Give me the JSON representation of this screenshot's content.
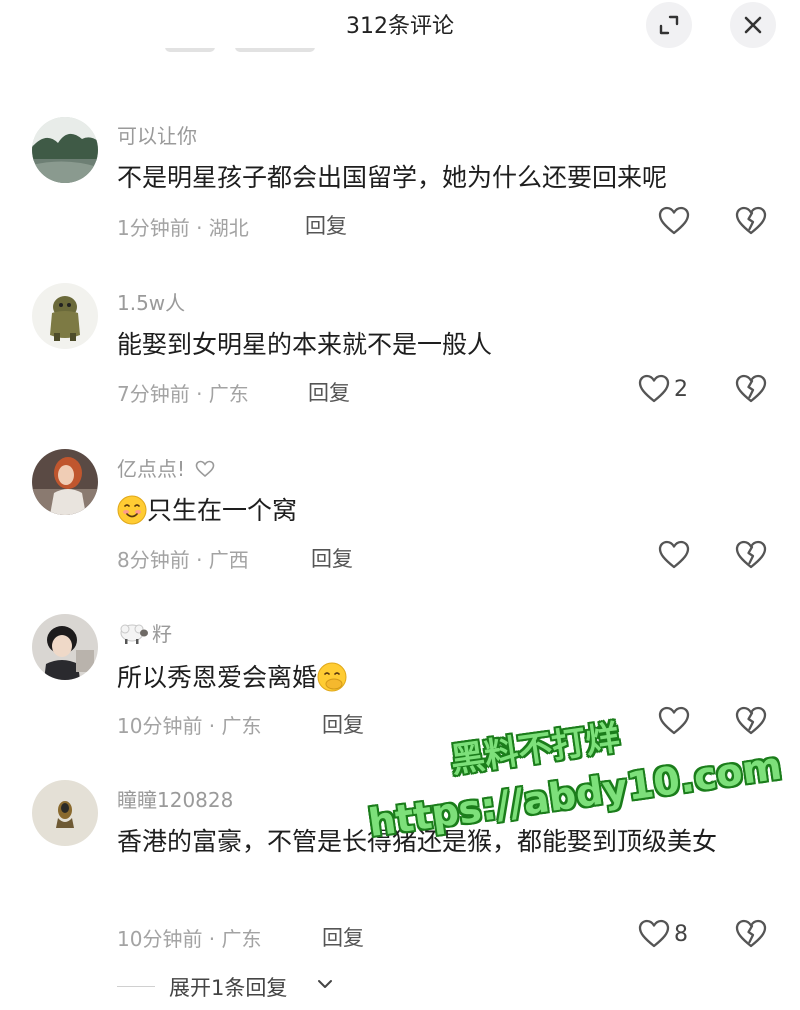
{
  "header": {
    "title": "312条评论",
    "expand_icon": "expand-icon",
    "close_icon": "close-icon"
  },
  "comments": [
    {
      "username": "可以让你",
      "text": "不是明星孩子都会出国留学，她为什么还要回来呢",
      "time": "1分钟前",
      "location": "湖北",
      "meta": "1分钟前 · 湖北",
      "reply_label": "回复",
      "likes": ""
    },
    {
      "username": "1.5w人",
      "text": "能娶到女明星的本来就不是一般人",
      "time": "7分钟前",
      "location": "广东",
      "meta": "7分钟前 · 广东",
      "reply_label": "回复",
      "likes": "2"
    },
    {
      "username": "亿点点!",
      "text": "只生在一个窝",
      "time": "8分钟前",
      "location": "广西",
      "meta": "8分钟前 · 广西",
      "reply_label": "回复",
      "likes": "",
      "text_prefix_icon": "smiling-face-emoji",
      "username_suffix_icon": "heart-outline-icon"
    },
    {
      "username": "籽",
      "text": "所以秀恩爱会离婚",
      "time": "10分钟前",
      "location": "广东",
      "meta": "10分钟前 · 广东",
      "reply_label": "回复",
      "likes": "",
      "username_prefix_icon": "sheep-emoji",
      "text_suffix_icon": "hand-over-mouth-emoji"
    },
    {
      "username": "瞳瞳120828",
      "text": "香港的富豪，不管是长得猪还是猴，都能娶到顶级美女",
      "time": "10分钟前",
      "location": "广东",
      "meta": "10分钟前 · 广东",
      "reply_label": "回复",
      "likes": "8"
    }
  ],
  "expand_replies": {
    "label": "展开1条回复",
    "icon": "chevron-down-icon"
  },
  "watermark": {
    "line1": "黑料不打烊",
    "line2": "https://abdy10.com",
    "color": "#7de07a"
  },
  "colors": {
    "text": "#1e1e1e",
    "muted": "#9a9a9a",
    "icon": "#555555"
  }
}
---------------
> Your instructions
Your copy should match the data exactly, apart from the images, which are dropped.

> Solution to this task
Give me the JSON representation of this screenshot's content.
{
  "header": {
    "title": "312条评论",
    "expand_icon": "expand-icon",
    "close_icon": "close-icon"
  },
  "comments": [
    {
      "username": "可以让你",
      "text": "不是明星孩子都会出国留学，她为什么还要回来呢",
      "time": "1分钟前",
      "location": "湖北",
      "meta": "1分钟前 · 湖北",
      "reply_label": "回复",
      "likes": ""
    },
    {
      "username": "1.5w人",
      "text": "能娶到女明星的本来就不是一般人",
      "time": "7分钟前",
      "location": "广东",
      "meta": "7分钟前 · 广东",
      "reply_label": "回复",
      "likes": "2"
    },
    {
      "username": "亿点点!",
      "text": "只生在一个窝",
      "time": "8分钟前",
      "location": "广西",
      "meta": "8分钟前 · 广西",
      "reply_label": "回复",
      "likes": "",
      "text_prefix_icon": "smiling-face-emoji",
      "username_suffix_icon": "heart-outline-icon"
    },
    {
      "username": "籽",
      "text": "所以秀恩爱会离婚",
      "time": "10分钟前",
      "location": "广东",
      "meta": "10分钟前 · 广东",
      "reply_label": "回复",
      "likes": "",
      "username_prefix_icon": "sheep-emoji",
      "text_suffix_icon": "hand-over-mouth-emoji"
    },
    {
      "username": "瞳瞳120828",
      "text": "香港的富豪，不管是长得猪还是猴，都能娶到顶级美女",
      "time": "10分钟前",
      "location": "广东",
      "meta": "10分钟前 · 广东",
      "reply_label": "回复",
      "likes": "8"
    }
  ],
  "expand_replies": {
    "label": "展开1条回复",
    "icon": "chevron-down-icon"
  },
  "watermark": {
    "line1": "黑料不打烊",
    "line2": "https://abdy10.com",
    "color": "#7de07a"
  },
  "colors": {
    "text": "#1e1e1e",
    "muted": "#9a9a9a",
    "icon": "#555555"
  }
}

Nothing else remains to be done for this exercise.